While we don’t always feel burdened, life does wear us down at moments. At times the feeling is particularly acute. Our burdens can make us feel like pack mules struggling with the weight of the world. Believing that if we just trudge onward, if we can only go a few more steps, things will get better.
Saint Paul was no stranger to inner struggles and burdens. Which is comforting in a sense because he doesn’t whitewash life’s difficulties. He doesn’t gloss over them. In the portion of his Letter to the Romans we read this morning, he struggles passionately with sin. We don’t know his specific demons or burdens, but it doesn’t matter. We all have them and we all need that comforting refreshment offered by Jesus. Through Paul’s words you can hear his inner battles as he cries, “Wretched man that I am! Who will rescue me from this body of death?” And then he proclaims the answer. “There is no condemnation for those who are in Christ Jesus. Thanks be to God through Jesus Christ our Lord!” Paul gave his struggles, his heavy burdens to Jesus. And this allowed him to live in a place of rest and refreshment despite his afflictions. Not ease, mind you, but a profound peace of soul.
As we come to Jesus with our burdens, our baggage, our heaviness of heart, he offers us a yoke. Which at first glance is the last thing we need. When you already feel like an emotional beast of burden, a yoke seems to add insult to injury. It seals the deal. Because a yoke is another burden. When we come to Christ seeking relief and he gives us a yoke, it feels more like a millstone.
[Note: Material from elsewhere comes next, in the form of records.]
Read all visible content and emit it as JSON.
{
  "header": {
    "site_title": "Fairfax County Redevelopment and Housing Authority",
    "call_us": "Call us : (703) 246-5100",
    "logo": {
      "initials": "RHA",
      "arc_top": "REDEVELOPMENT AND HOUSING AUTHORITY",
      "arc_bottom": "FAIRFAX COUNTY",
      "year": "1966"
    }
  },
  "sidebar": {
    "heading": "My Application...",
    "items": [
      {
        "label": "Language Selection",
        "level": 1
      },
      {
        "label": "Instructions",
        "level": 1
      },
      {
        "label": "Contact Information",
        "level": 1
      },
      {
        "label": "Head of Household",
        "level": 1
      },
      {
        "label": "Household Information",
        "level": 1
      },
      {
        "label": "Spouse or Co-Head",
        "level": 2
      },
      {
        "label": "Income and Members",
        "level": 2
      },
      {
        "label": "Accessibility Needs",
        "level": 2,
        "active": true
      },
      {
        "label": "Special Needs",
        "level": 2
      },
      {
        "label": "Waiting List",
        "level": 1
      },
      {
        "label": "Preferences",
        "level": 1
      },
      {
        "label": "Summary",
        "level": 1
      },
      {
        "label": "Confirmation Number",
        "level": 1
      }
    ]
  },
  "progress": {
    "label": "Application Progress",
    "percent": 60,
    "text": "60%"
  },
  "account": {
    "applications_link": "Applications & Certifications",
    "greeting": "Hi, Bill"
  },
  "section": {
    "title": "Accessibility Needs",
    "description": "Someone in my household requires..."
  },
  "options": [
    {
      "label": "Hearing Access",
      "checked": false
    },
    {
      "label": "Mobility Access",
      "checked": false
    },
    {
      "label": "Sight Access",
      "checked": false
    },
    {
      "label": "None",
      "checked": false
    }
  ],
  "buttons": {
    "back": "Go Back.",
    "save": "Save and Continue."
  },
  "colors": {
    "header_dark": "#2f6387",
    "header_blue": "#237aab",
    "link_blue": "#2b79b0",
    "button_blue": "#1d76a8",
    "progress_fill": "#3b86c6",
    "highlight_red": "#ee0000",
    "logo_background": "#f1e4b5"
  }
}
Adding more weight to our already overtaxed burdens rather than offering relief.
Some of you may know that a priest’s stole symbolizes the yoke of Christ. Priests are yoked to Christ’s service in a unique way. But it’s not limited to clergy. Jesus asks us all to wear his yoke, to be drawn to him, to place our lives in his. And, ironically enough, with this yoke comes freedom. We can allow Christ to lead the way. It takes the pressure off of us. Which is why Jesus can tell us that his yoke is easy and his burden light. With Jesus a symbol of servitude becomes a symbol of freedom. Which is just another example of the paradox of the Christian life, another reminder of the “upside down” kingdom. That out of a stable a king is born; that out of death is life, that out of slavery is freedom.
So we trade our burdens for a yoke. And when we drop our baggage at Christ’s feet and accept his yoke, it doesn’t mean life is easy. He promises rest for our souls. The long-term implications are eternal life. In the short-term rest for our souls means knowledge of the peace of Christ in this world. Or as Paul says, “To set the mind on the Spirit is life and peace.”
In our society, I think Jesus also offers us rest from the burdens of our frenetic lives. From the competitive, competing interests we face each day. From the pressures of attaining worldly “success.” From the burdens of being overscheduled and overcommitted. From the burdens of fear and hopelessness.
I’m thankfully going to be avoiding airports this summer. It’s more restful somehow to jam everything into the minivan. But it’s important to remember that Jesus is more than a “spiritual skycap,” charged with toting our heavy baggage for us. He is himself the final destination. The place of rest, refreshment, and peace.
© The Rev. Tim Schenck 2005